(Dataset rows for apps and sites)
- - - - -

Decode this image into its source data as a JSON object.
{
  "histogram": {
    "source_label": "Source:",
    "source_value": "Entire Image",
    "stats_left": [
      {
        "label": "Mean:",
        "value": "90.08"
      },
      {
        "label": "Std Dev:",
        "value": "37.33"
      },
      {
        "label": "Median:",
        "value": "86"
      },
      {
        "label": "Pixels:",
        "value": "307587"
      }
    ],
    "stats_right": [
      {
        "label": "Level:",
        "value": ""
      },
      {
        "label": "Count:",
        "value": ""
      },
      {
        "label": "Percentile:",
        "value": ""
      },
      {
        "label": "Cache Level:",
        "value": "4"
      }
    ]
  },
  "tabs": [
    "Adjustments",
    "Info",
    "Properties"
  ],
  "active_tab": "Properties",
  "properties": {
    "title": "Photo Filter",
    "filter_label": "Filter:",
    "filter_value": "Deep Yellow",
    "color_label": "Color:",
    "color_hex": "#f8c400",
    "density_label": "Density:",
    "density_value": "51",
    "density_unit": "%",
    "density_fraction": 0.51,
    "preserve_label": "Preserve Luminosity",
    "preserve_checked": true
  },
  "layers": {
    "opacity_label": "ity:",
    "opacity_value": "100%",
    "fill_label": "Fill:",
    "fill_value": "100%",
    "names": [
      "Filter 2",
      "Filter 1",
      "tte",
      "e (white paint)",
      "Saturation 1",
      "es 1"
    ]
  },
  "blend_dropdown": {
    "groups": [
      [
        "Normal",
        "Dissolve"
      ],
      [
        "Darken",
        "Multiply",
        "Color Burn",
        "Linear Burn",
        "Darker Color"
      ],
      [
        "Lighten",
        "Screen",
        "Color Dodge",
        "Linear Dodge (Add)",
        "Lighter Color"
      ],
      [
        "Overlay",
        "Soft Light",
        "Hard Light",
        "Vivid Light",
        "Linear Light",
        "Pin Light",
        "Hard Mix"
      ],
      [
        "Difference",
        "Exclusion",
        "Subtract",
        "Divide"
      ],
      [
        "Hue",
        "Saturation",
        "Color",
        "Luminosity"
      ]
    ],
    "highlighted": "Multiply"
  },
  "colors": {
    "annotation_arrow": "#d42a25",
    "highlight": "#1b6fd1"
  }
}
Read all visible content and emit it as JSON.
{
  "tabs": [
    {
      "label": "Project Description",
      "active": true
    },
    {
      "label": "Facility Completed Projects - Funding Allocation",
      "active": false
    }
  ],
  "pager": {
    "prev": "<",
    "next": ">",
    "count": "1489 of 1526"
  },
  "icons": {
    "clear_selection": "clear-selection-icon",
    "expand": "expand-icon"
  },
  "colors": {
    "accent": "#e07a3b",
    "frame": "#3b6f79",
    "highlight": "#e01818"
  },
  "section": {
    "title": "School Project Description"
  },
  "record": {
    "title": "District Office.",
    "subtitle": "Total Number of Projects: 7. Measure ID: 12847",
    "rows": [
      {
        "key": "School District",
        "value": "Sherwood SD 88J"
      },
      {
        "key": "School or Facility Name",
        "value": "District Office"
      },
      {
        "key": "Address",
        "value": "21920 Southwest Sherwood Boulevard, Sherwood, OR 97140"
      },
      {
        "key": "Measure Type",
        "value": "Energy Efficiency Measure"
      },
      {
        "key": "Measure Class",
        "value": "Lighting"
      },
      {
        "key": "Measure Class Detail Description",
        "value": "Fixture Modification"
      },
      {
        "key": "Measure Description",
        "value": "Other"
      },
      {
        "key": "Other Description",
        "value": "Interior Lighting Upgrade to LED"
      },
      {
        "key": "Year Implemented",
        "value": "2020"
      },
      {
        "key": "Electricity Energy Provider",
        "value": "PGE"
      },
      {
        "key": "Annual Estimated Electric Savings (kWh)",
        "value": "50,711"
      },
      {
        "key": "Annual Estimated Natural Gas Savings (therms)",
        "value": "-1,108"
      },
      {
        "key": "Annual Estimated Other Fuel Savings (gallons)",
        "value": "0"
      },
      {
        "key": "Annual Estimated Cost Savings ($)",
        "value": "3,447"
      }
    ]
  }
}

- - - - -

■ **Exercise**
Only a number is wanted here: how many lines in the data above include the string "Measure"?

■ **Solution for this problem**
6